- [Activity]: Would you find each line in the entries below with the string "post" and copy it?

BEGIN

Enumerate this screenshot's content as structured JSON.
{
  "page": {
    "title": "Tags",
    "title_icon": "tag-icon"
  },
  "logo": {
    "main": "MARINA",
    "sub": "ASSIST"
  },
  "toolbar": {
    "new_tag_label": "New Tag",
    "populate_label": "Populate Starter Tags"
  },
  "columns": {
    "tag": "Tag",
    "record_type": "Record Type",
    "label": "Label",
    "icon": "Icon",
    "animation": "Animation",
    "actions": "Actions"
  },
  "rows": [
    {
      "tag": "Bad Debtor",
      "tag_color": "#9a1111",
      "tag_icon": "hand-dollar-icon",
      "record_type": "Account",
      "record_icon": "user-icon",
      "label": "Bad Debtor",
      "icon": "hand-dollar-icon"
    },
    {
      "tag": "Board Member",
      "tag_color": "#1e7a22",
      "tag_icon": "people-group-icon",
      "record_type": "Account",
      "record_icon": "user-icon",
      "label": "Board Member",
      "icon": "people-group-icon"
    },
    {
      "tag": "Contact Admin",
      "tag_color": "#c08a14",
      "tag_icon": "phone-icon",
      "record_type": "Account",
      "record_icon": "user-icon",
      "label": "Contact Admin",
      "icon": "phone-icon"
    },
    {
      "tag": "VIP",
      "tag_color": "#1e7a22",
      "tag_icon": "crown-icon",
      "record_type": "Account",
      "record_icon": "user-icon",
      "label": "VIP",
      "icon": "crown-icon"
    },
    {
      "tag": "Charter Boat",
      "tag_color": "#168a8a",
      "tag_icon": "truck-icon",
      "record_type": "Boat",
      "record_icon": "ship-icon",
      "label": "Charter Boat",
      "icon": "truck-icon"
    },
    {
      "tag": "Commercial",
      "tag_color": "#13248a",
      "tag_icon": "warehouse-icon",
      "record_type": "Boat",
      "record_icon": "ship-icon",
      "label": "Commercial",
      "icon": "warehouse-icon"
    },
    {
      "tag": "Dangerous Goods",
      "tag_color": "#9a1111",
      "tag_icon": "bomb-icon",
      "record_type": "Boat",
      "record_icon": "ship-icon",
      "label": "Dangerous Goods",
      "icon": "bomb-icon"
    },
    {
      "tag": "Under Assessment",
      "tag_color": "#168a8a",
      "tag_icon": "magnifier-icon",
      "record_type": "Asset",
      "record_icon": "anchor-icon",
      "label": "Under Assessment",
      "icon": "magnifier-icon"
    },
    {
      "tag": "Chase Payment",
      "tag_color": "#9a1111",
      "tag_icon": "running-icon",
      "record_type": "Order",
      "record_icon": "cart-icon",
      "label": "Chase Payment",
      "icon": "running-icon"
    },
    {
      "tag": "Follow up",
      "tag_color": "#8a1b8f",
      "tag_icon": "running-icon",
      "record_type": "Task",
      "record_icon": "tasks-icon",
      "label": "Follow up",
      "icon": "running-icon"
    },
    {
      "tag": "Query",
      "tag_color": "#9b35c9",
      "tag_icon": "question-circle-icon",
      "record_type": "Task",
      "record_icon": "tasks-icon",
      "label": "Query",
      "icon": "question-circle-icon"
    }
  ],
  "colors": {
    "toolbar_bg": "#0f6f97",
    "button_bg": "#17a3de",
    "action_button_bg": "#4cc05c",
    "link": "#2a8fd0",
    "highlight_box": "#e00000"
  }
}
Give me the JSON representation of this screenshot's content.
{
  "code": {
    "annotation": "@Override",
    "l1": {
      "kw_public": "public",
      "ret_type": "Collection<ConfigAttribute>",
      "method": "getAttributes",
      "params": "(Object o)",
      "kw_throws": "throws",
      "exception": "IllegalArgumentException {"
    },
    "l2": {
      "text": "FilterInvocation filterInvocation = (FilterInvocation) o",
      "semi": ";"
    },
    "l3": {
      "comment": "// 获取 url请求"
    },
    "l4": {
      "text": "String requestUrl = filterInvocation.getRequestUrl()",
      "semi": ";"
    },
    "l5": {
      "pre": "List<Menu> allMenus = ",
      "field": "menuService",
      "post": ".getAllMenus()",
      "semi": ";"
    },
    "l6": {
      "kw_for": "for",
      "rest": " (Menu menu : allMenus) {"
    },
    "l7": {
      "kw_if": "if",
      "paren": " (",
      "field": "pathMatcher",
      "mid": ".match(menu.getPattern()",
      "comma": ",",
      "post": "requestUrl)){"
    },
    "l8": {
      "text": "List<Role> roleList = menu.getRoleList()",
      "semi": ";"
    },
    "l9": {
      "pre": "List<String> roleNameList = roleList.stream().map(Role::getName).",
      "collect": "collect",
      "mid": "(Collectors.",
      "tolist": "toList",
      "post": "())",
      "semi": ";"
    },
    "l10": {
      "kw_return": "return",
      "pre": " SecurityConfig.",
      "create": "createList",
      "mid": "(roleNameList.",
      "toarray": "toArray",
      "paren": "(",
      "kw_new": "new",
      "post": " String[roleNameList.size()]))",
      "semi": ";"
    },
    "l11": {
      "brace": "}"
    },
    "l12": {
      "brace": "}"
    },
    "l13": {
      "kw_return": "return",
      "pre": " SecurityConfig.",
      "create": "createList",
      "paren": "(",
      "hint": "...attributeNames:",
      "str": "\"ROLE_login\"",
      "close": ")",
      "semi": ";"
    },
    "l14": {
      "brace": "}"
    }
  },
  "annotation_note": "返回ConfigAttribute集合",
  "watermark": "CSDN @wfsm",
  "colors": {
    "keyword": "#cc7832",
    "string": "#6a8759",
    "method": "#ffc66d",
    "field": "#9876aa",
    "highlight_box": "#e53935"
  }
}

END

- [Result]:
      "post": ".getAllMenus()",
      "post": "requestUrl)){"
      "post": "())",
      "post": " String[roleNameList.size()]))",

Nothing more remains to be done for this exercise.